As I sat silently beside her, I knew the wall between past and present, this world and the next, now and forever was dissolving before her. She was living in many times now and would soon be ushered by the same Holy Spirit who had once visited her when she was so young into the beloved presence of the Child she once bore and whom she now worshiped, our Lord himself.
I came away changed from the meeting. It is one thing to hear the great story of our redemption and the coming of the child who achieved it, but it’s another thing entirely to meet the people who were part of it and so resolute– to hear their stories and see their peace and joy which are so absolute.
I took away with me the examples of Anna and Simeon and Mary herself and as I left her in her garden, I thought of another garden even longer ago where all the trouble began and I knew that was lost forever.
But, at the same time, I took heart when I thought of a city yet to come – a new capital where I myself, and you, and many others could be citizens - an eternal city that didn’t need a temple to praise God – because the holy Triune God of light is its temple, its light, its splendor, its glory, magnificent in the eternal day.

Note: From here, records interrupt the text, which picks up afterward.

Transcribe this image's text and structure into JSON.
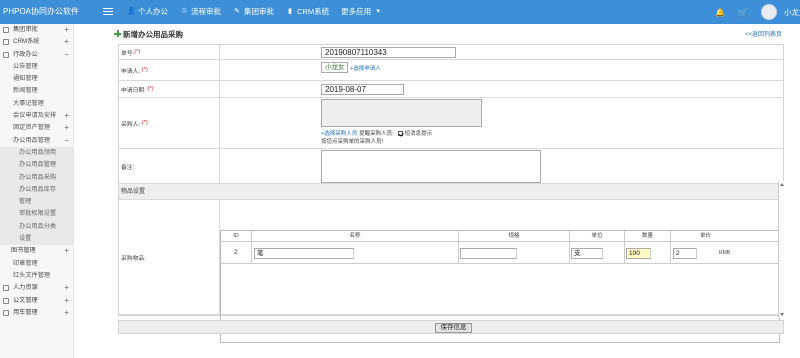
{
  "app": {
    "title": "PHPOA协同办公软件",
    "user_name": "小龙女"
  },
  "topnav": [
    {
      "label": "个人办公",
      "icon": "person-icon"
    },
    {
      "label": "流程审批",
      "icon": "flow-icon"
    },
    {
      "label": "集团审批",
      "icon": "edit-icon"
    },
    {
      "label": "CRM系统",
      "icon": "chart-icon"
    },
    {
      "label": "更多应用",
      "icon": "caret-down-icon"
    }
  ],
  "sidebar": [
    {
      "label": "集团审批",
      "toggle": "+"
    },
    {
      "label": "CRM系统",
      "toggle": "+"
    },
    {
      "label": "行政办公",
      "toggle": "−"
    },
    {
      "label": "公告管理"
    },
    {
      "label": "通知管理"
    },
    {
      "label": "新闻管理"
    },
    {
      "label": "大事记管理"
    },
    {
      "label": "会议申请及安排",
      "toggle": "+"
    },
    {
      "label": "固定资产管理",
      "toggle": "+"
    },
    {
      "label": "办公用品管理",
      "toggle": "−"
    },
    {
      "label": "办公用品领用"
    },
    {
      "label": "办公用品管理"
    },
    {
      "label": "办公用品采购"
    },
    {
      "label": "办公用品库存"
    },
    {
      "label": "管理"
    },
    {
      "label": "审批权限设置"
    },
    {
      "label": "办公用品分类"
    },
    {
      "label": "设置"
    },
    {
      "label": "图书管理",
      "toggle": "+"
    },
    {
      "label": "印章管理"
    },
    {
      "label": "红头文件管理"
    },
    {
      "label": "人力资源",
      "toggle": "+"
    },
    {
      "label": "公文管理",
      "toggle": "+"
    },
    {
      "label": "用车管理",
      "toggle": "+"
    }
  ],
  "page": {
    "title": "新增办公用品采购",
    "back_link": "<<返回列表页"
  },
  "form": {
    "number_label": "单号:",
    "number_value": "20190807110343",
    "applicant_label": "申请人:",
    "applicant_value": "小龙女",
    "applicant_link": "+选择申请人",
    "date_label": "申请日期:",
    "date_value": "2019-08-07",
    "buyer_label": "采购人:",
    "buyer_link": "+选择采购人员",
    "remind_text": "提醒采购人员:",
    "sms_text": "短消息提示",
    "hint_text": "按您点采购单的采购人员!",
    "note_label": "备注:",
    "section_label": "物品设置",
    "goods_label": "采购物品:",
    "required_mark": "(*)",
    "save_label": "保存信息"
  },
  "items": {
    "headers": [
      "ID",
      "名称",
      "规格",
      "单位",
      "数量",
      "单价"
    ],
    "rows": [
      {
        "id": "2",
        "name": "笔",
        "spec": "",
        "unit": "支",
        "qty": "100",
        "price": "2",
        "currency": "RMB"
      }
    ]
  }
}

And, so as not to disturb her memories, I walked away, and, as I did, I looked up toward heaven and prayed: “Thank you Lord, for letting me live in a time such as this, a time after you’ve come among us to redeem us. And thank you, Lord, for sacred lives like these lived out among us, as examples that we can follow. And thank you that your coming among us is not just a legend in some misty past, but a true event that happened in my lifetime and heralds hope for the future. I’m so blessed that I have a share in this hope here and now and always – in my day, in this time, in this place, in my life, a hope shared now with all those who come after me in the future, and may all that I think and say and do please you.”
And I went home and I finished my book. And the Spirit said to me, “Amen.”
And I answered: “Amen!”
Sources consulted: Josephus, Jewish War v.5.5.; Interpreter’s Dictionary of the Bible; Alfred Plummer, The Gospel According to S. Luke (I.C.C.); Jamieson, Fausset, and Brown, Commentary on the Whole Bible; David Howard and Gary Burge, Fascinating Bible Facts; The Temple throughout Bible History; Ezekiel 41-42; Harry James Frank, Atlas of the Bible Lands. Image comes from google images 1479b5a51ab13a9ce6cc34a77ce2055c.